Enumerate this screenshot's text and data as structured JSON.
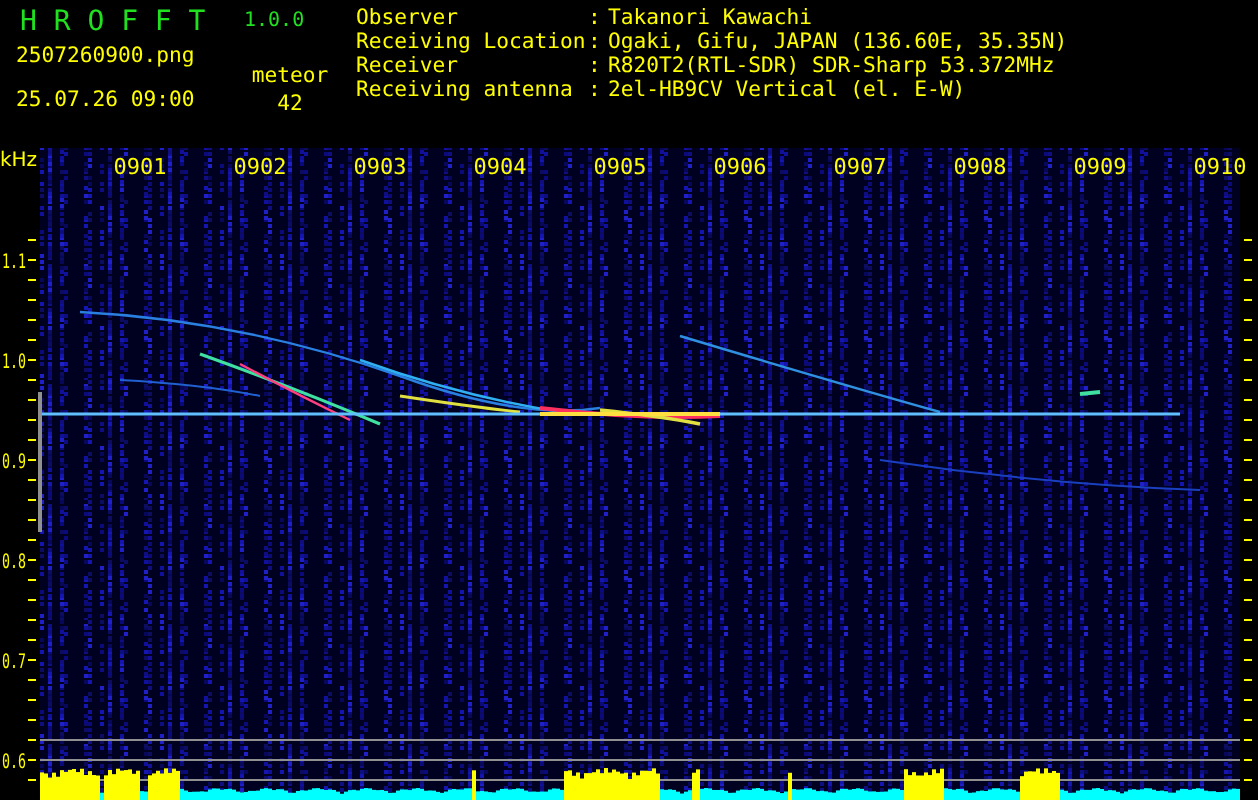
{
  "app": {
    "title": "H R O F F T",
    "version": "1.0.0"
  },
  "file_name": "2507260900.png",
  "timestamp": "25.07.26 09:00",
  "meteor": {
    "label": "meteor",
    "count": "42"
  },
  "info": [
    {
      "label": "Observer",
      "separator": ":",
      "value": "Takanori Kawachi"
    },
    {
      "label": "Receiving Location",
      "separator": ":",
      "value": "Ogaki, Gifu, JAPAN (136.60E, 35.35N)"
    },
    {
      "label": "Receiver",
      "separator": ":",
      "value": "R820T2(RTL-SDR) SDR-Sharp 53.372MHz"
    },
    {
      "label": "Receiving antenna",
      "separator": ":",
      "value": "2el-HB9CV Vertical (el. E-W)"
    }
  ],
  "spectrogram": {
    "unit": "kHz",
    "time_labels": [
      "0901",
      "0902",
      "0903",
      "0904",
      "0905",
      "0906",
      "0907",
      "0908",
      "0909",
      "0910"
    ],
    "frequency_labels": [
      "1.1",
      "1.0",
      "0.9",
      "0.8",
      "0.7",
      "0.6"
    ]
  }
}
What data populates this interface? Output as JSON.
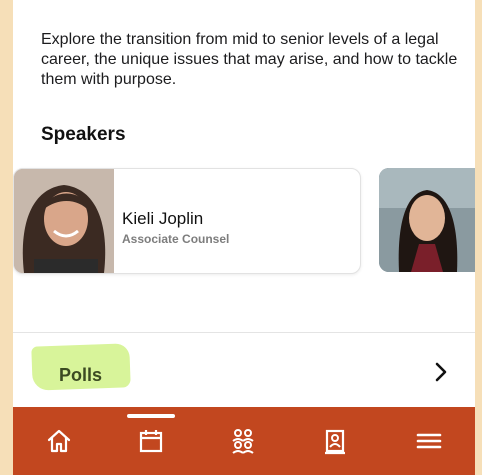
{
  "session": {
    "description": "Explore the transition from mid to senior levels of a legal career, the unique issues that may arise, and how to tackle them with purpose."
  },
  "speakers_section": {
    "title": "Speakers",
    "speakers": [
      {
        "name": "Kieli Joplin",
        "role": "Associate Counsel"
      }
    ]
  },
  "polls": {
    "label": "Polls"
  },
  "tabbar": {
    "background": "#c2471f",
    "tabs": [
      {
        "icon": "home-icon",
        "active": false
      },
      {
        "icon": "calendar-icon",
        "active": true
      },
      {
        "icon": "people-icon",
        "active": false
      },
      {
        "icon": "contact-book-icon",
        "active": false
      },
      {
        "icon": "menu-icon",
        "active": false
      }
    ]
  },
  "colors": {
    "highlight": "#d8f49a",
    "page_border": "#f6dfb8"
  }
}
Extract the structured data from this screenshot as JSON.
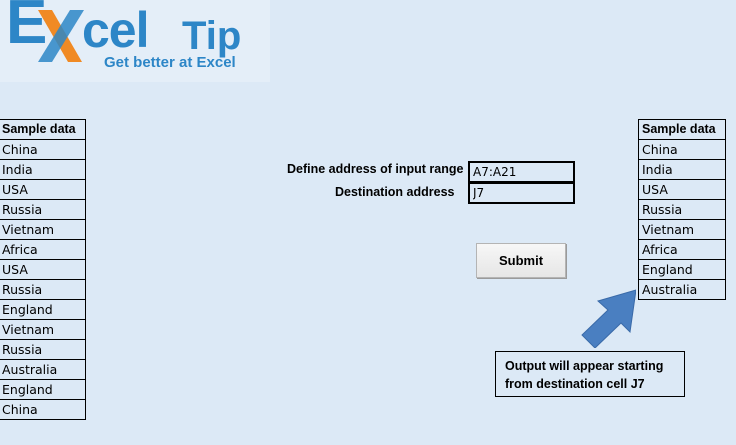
{
  "logo": {
    "first_letter": "E",
    "word_rest": "cel",
    "tip": "Tip",
    "tagline": "Get better at Excel",
    "brand_color": "#2d86c7",
    "accent_color": "#f08a24"
  },
  "left_table": {
    "header": "Sample data",
    "rows": [
      "China",
      "India",
      "USA",
      "Russia",
      "Vietnam",
      "Africa",
      "USA",
      "Russia",
      "England",
      "Vietnam",
      "Russia",
      "Australia",
      "England",
      "China"
    ]
  },
  "form": {
    "input_range_label": "Define address of input range",
    "input_range_value": "A7:A21",
    "destination_label": "Destination address",
    "destination_value": "J7",
    "submit_label": "Submit"
  },
  "right_table": {
    "header": "Sample data",
    "rows": [
      "China",
      "India",
      "USA",
      "Russia",
      "Vietnam",
      "Africa",
      "England",
      "Australia"
    ]
  },
  "note": {
    "text": "Output will appear starting\nfrom destination cell J7"
  },
  "colors": {
    "background": "#dce9f6",
    "arrow": "#4a7fc1"
  }
}
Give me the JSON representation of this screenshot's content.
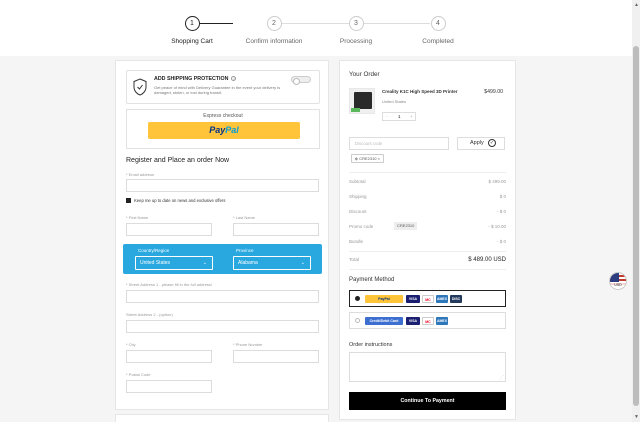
{
  "steps": [
    {
      "num": "1",
      "label": "Shopping Cart",
      "active": true
    },
    {
      "num": "2",
      "label": "Confirm information",
      "active": false
    },
    {
      "num": "3",
      "label": "Processing",
      "active": false
    },
    {
      "num": "4",
      "label": "Completed",
      "active": false
    }
  ],
  "shipping_protection": {
    "title": "ADD SHIPPING PROTECTION",
    "info_icon": "i",
    "description": "Get peace of mind with Delivery Guarantee in the event your delivery is damaged, stolen, or lost during transit.",
    "enabled": false
  },
  "express": {
    "label": "Express checkout",
    "paypal_part1": "Pay",
    "paypal_part2": "Pal"
  },
  "register": {
    "title": "Register and Place an order Now",
    "email_label": "* Email address",
    "newsletter_label": "Keep me up to date on news and exclusive offers",
    "newsletter_checked": true,
    "first_name_label": "* First Name",
    "last_name_label": "* Last Name",
    "country_label": "Country/Region",
    "country_value": "United States",
    "province_label": "Province",
    "province_value": "Alabama",
    "street1_label": "* Street Address 1 - please fill in the full address!",
    "street2_label": "Street Address 2 - (option)",
    "city_label": "* City",
    "phone_label": "* Phone Number",
    "postal_label": "* Postal Code"
  },
  "order": {
    "title": "Your Order",
    "product_name": "Creality K1C High Speed 3D Printer",
    "product_option": "United States",
    "product_price": "$499.00",
    "qty_minus": "-",
    "qty_value": "1",
    "qty_plus": "+",
    "discount_placeholder": "Discount code",
    "apply_label": "Apply",
    "applied_code": "CRE2310",
    "chip_close": "×",
    "summary": [
      {
        "label": "Subtotal",
        "value": "$ 499.00"
      },
      {
        "label": "Shipping",
        "value": "$ 0"
      },
      {
        "label": "Discount",
        "value": "- $ 0"
      },
      {
        "label": "Promo code",
        "value": "- $ 10.00",
        "code": "CRE2310"
      },
      {
        "label": "Bundle",
        "value": "- $ 0"
      }
    ],
    "total_label": "Total",
    "total_value": "$ 489.00 USD",
    "payment_title": "Payment Method",
    "payment_options": [
      {
        "selected": true,
        "logos": [
          "PayPal",
          "VISA",
          "MC",
          "AMEX",
          "DISC"
        ]
      },
      {
        "selected": false,
        "logos": [
          "Credit/Debit Card",
          "VISA",
          "MC",
          "AMEX"
        ]
      }
    ],
    "instructions_title": "Order instructions",
    "cta_label": "Continue To Payment"
  },
  "locale_flag": "USD",
  "colors": {
    "accent_blue": "#29a8e0",
    "paypal_yellow": "#ffc439",
    "cta_black": "#000000"
  }
}
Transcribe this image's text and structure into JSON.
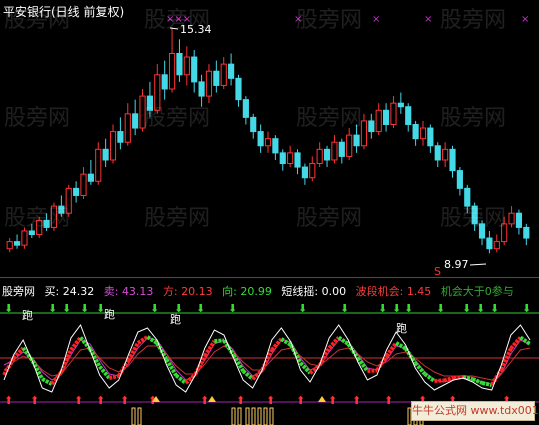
{
  "window": {
    "title": "平安银行(日线 前复权)"
  },
  "watermark_text": "股旁网",
  "price_chart": {
    "high_label": "15.34",
    "low_label": "8.97",
    "signal_marker": "S"
  },
  "indicator": {
    "name": "股旁网",
    "items": [
      {
        "label": "买:",
        "value": "24.32",
        "color": "#ffffff"
      },
      {
        "label": "卖:",
        "value": "43.13",
        "color": "#d94cd9"
      },
      {
        "label": "方:",
        "value": "20.13",
        "color": "#ff3a3a"
      },
      {
        "label": "向:",
        "value": "20.99",
        "color": "#33dd33"
      },
      {
        "label": "短线摇:",
        "value": "0.00",
        "color": "#ffffff"
      },
      {
        "label": "波段机会:",
        "value": "1.45",
        "color": "#ff3a3a"
      },
      {
        "label": "机会大于0参与",
        "value": "",
        "color": "#33aa33"
      }
    ],
    "run_label": "跑"
  },
  "stamp_text": "牛牛公式网 www.tdx001.com",
  "colors": {
    "up": "#ff3333",
    "down": "#44d9e6",
    "purple": "#cc33cc",
    "green": "#33dd33",
    "red": "#ff3a3a"
  },
  "candles": [
    {
      "o": 9.1,
      "c": 9.3,
      "h": 9.4,
      "l": 9.0
    },
    {
      "o": 9.3,
      "c": 9.2,
      "h": 9.5,
      "l": 9.1
    },
    {
      "o": 9.2,
      "c": 9.6,
      "h": 9.7,
      "l": 9.1
    },
    {
      "o": 9.6,
      "c": 9.5,
      "h": 9.8,
      "l": 9.4
    },
    {
      "o": 9.5,
      "c": 9.9,
      "h": 10.0,
      "l": 9.4
    },
    {
      "o": 9.9,
      "c": 9.7,
      "h": 10.1,
      "l": 9.6
    },
    {
      "o": 9.7,
      "c": 10.3,
      "h": 10.4,
      "l": 9.6
    },
    {
      "o": 10.3,
      "c": 10.1,
      "h": 10.6,
      "l": 10.0
    },
    {
      "o": 10.1,
      "c": 10.8,
      "h": 10.9,
      "l": 10.0
    },
    {
      "o": 10.8,
      "c": 10.6,
      "h": 11.0,
      "l": 10.4
    },
    {
      "o": 10.6,
      "c": 11.2,
      "h": 11.4,
      "l": 10.5
    },
    {
      "o": 11.2,
      "c": 11.0,
      "h": 11.6,
      "l": 10.9
    },
    {
      "o": 11.0,
      "c": 11.9,
      "h": 12.1,
      "l": 10.9
    },
    {
      "o": 11.9,
      "c": 11.6,
      "h": 12.2,
      "l": 11.4
    },
    {
      "o": 11.6,
      "c": 12.4,
      "h": 12.6,
      "l": 11.5
    },
    {
      "o": 12.4,
      "c": 12.1,
      "h": 12.8,
      "l": 11.9
    },
    {
      "o": 12.1,
      "c": 12.9,
      "h": 13.2,
      "l": 12.0
    },
    {
      "o": 12.9,
      "c": 12.5,
      "h": 13.3,
      "l": 12.3
    },
    {
      "o": 12.5,
      "c": 13.4,
      "h": 13.6,
      "l": 12.4
    },
    {
      "o": 13.4,
      "c": 13.0,
      "h": 13.8,
      "l": 12.8
    },
    {
      "o": 13.0,
      "c": 14.0,
      "h": 14.3,
      "l": 12.9
    },
    {
      "o": 14.0,
      "c": 13.6,
      "h": 14.4,
      "l": 13.3
    },
    {
      "o": 13.6,
      "c": 14.6,
      "h": 15.34,
      "l": 13.5
    },
    {
      "o": 14.6,
      "c": 14.0,
      "h": 15.0,
      "l": 13.8
    },
    {
      "o": 14.0,
      "c": 14.5,
      "h": 14.8,
      "l": 13.7
    },
    {
      "o": 14.5,
      "c": 13.8,
      "h": 14.7,
      "l": 13.5
    },
    {
      "o": 13.8,
      "c": 13.4,
      "h": 14.0,
      "l": 13.1
    },
    {
      "o": 13.4,
      "c": 14.1,
      "h": 14.3,
      "l": 13.2
    },
    {
      "o": 14.1,
      "c": 13.7,
      "h": 14.4,
      "l": 13.5
    },
    {
      "o": 13.7,
      "c": 14.3,
      "h": 14.5,
      "l": 13.6
    },
    {
      "o": 14.3,
      "c": 13.9,
      "h": 14.6,
      "l": 13.7
    },
    {
      "o": 13.9,
      "c": 13.3,
      "h": 14.0,
      "l": 13.1
    },
    {
      "o": 13.3,
      "c": 12.8,
      "h": 13.4,
      "l": 12.6
    },
    {
      "o": 12.8,
      "c": 12.4,
      "h": 12.9,
      "l": 12.2
    },
    {
      "o": 12.4,
      "c": 12.0,
      "h": 12.6,
      "l": 11.8
    },
    {
      "o": 12.0,
      "c": 12.2,
      "h": 12.4,
      "l": 11.8
    },
    {
      "o": 12.2,
      "c": 11.8,
      "h": 12.3,
      "l": 11.6
    },
    {
      "o": 11.8,
      "c": 11.5,
      "h": 11.9,
      "l": 11.3
    },
    {
      "o": 11.5,
      "c": 11.8,
      "h": 12.0,
      "l": 11.4
    },
    {
      "o": 11.8,
      "c": 11.4,
      "h": 11.9,
      "l": 11.2
    },
    {
      "o": 11.4,
      "c": 11.1,
      "h": 11.5,
      "l": 10.9
    },
    {
      "o": 11.1,
      "c": 11.5,
      "h": 11.7,
      "l": 11.0
    },
    {
      "o": 11.5,
      "c": 11.9,
      "h": 12.1,
      "l": 11.4
    },
    {
      "o": 11.9,
      "c": 11.6,
      "h": 12.0,
      "l": 11.4
    },
    {
      "o": 11.6,
      "c": 12.1,
      "h": 12.3,
      "l": 11.5
    },
    {
      "o": 12.1,
      "c": 11.7,
      "h": 12.2,
      "l": 11.5
    },
    {
      "o": 11.7,
      "c": 12.3,
      "h": 12.5,
      "l": 11.6
    },
    {
      "o": 12.3,
      "c": 12.0,
      "h": 12.6,
      "l": 11.8
    },
    {
      "o": 12.0,
      "c": 12.7,
      "h": 12.9,
      "l": 11.9
    },
    {
      "o": 12.7,
      "c": 12.4,
      "h": 12.9,
      "l": 12.2
    },
    {
      "o": 12.4,
      "c": 13.0,
      "h": 13.2,
      "l": 12.3
    },
    {
      "o": 13.0,
      "c": 12.6,
      "h": 13.2,
      "l": 12.4
    },
    {
      "o": 12.6,
      "c": 13.2,
      "h": 13.4,
      "l": 12.5
    },
    {
      "o": 13.2,
      "c": 13.1,
      "h": 13.5,
      "l": 12.9
    },
    {
      "o": 13.1,
      "c": 12.6,
      "h": 13.2,
      "l": 12.4
    },
    {
      "o": 12.6,
      "c": 12.2,
      "h": 12.7,
      "l": 12.0
    },
    {
      "o": 12.2,
      "c": 12.5,
      "h": 12.7,
      "l": 12.0
    },
    {
      "o": 12.5,
      "c": 12.0,
      "h": 12.6,
      "l": 11.8
    },
    {
      "o": 12.0,
      "c": 11.6,
      "h": 12.1,
      "l": 11.4
    },
    {
      "o": 11.6,
      "c": 11.9,
      "h": 12.1,
      "l": 11.4
    },
    {
      "o": 11.9,
      "c": 11.3,
      "h": 12.0,
      "l": 11.1
    },
    {
      "o": 11.3,
      "c": 10.8,
      "h": 11.4,
      "l": 10.6
    },
    {
      "o": 10.8,
      "c": 10.3,
      "h": 10.9,
      "l": 10.1
    },
    {
      "o": 10.3,
      "c": 9.8,
      "h": 10.4,
      "l": 9.6
    },
    {
      "o": 9.8,
      "c": 9.4,
      "h": 9.9,
      "l": 9.2
    },
    {
      "o": 9.4,
      "c": 9.1,
      "h": 9.6,
      "l": 8.97
    },
    {
      "o": 9.1,
      "c": 9.3,
      "h": 9.5,
      "l": 9.0
    },
    {
      "o": 9.3,
      "c": 9.8,
      "h": 10.0,
      "l": 9.2
    },
    {
      "o": 9.8,
      "c": 10.1,
      "h": 10.3,
      "l": 9.7
    },
    {
      "o": 10.1,
      "c": 9.7,
      "h": 10.2,
      "l": 9.5
    },
    {
      "o": 9.7,
      "c": 9.4,
      "h": 9.8,
      "l": 9.2
    }
  ],
  "ind_series": {
    "white": [
      30,
      55,
      70,
      48,
      22,
      18,
      40,
      72,
      85,
      60,
      35,
      22,
      30,
      55,
      78,
      82,
      70,
      45,
      25,
      18,
      35,
      62,
      80,
      75,
      52,
      30,
      22,
      40,
      70,
      82,
      68,
      40,
      28,
      45,
      72,
      85,
      70,
      48,
      30,
      35,
      60,
      78,
      65,
      42,
      28,
      20,
      25,
      30,
      32,
      28,
      22,
      20,
      45,
      75,
      85,
      70
    ],
    "purple": [
      45,
      50,
      58,
      52,
      38,
      30,
      36,
      55,
      70,
      66,
      50,
      36,
      34,
      46,
      62,
      72,
      70,
      56,
      40,
      30,
      34,
      50,
      66,
      70,
      60,
      44,
      34,
      38,
      56,
      70,
      68,
      52,
      40,
      44,
      58,
      70,
      68,
      56,
      42,
      40,
      50,
      64,
      62,
      50,
      38,
      30,
      28,
      30,
      32,
      30,
      28,
      26,
      36,
      56,
      70,
      66
    ],
    "red": [
      40,
      48,
      54,
      50,
      40,
      34,
      36,
      48,
      60,
      62,
      52,
      42,
      38,
      44,
      56,
      64,
      64,
      56,
      44,
      36,
      36,
      46,
      58,
      64,
      58,
      48,
      40,
      40,
      50,
      60,
      62,
      54,
      46,
      44,
      52,
      60,
      62,
      56,
      48,
      44,
      48,
      56,
      58,
      52,
      44,
      38,
      34,
      34,
      34,
      34,
      32,
      30,
      36,
      48,
      60,
      62
    ]
  }
}
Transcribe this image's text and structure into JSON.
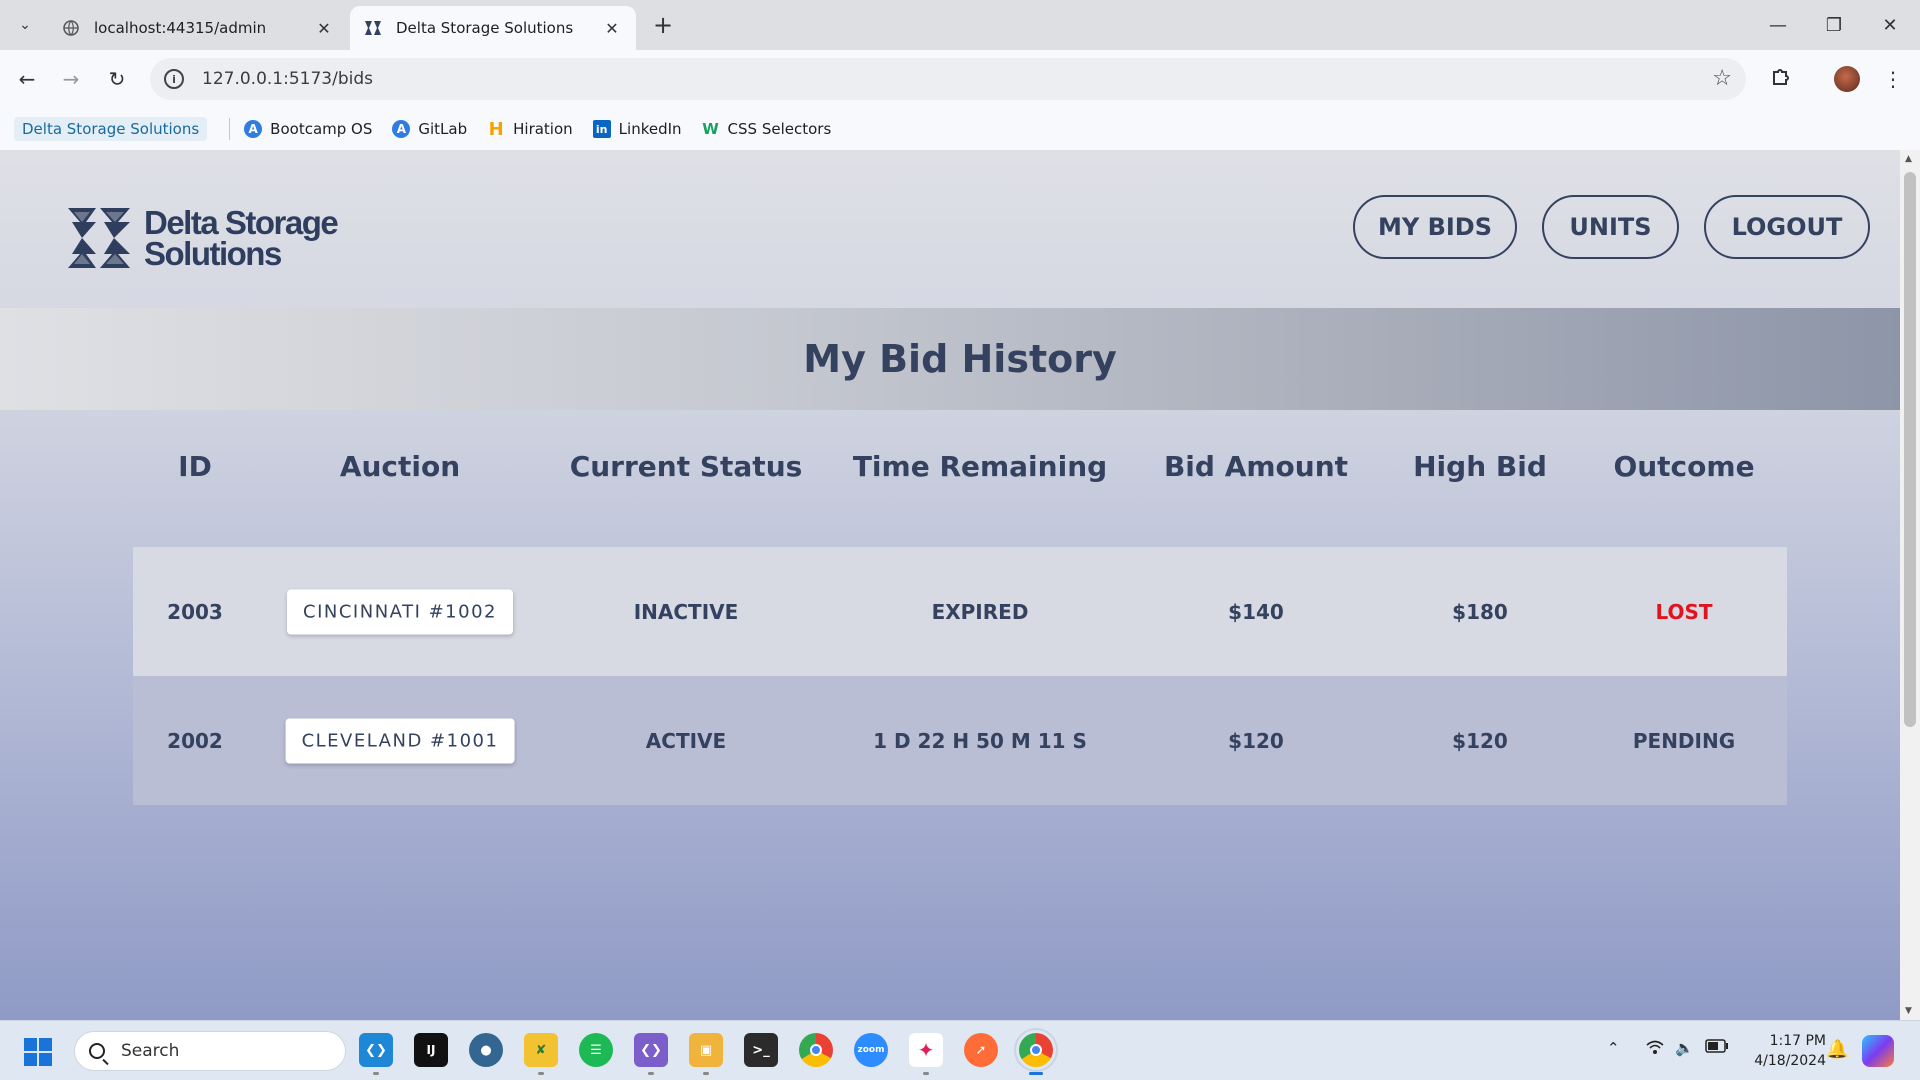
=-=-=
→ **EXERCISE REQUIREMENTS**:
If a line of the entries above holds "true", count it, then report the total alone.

→ **TASK ANSWER**:
4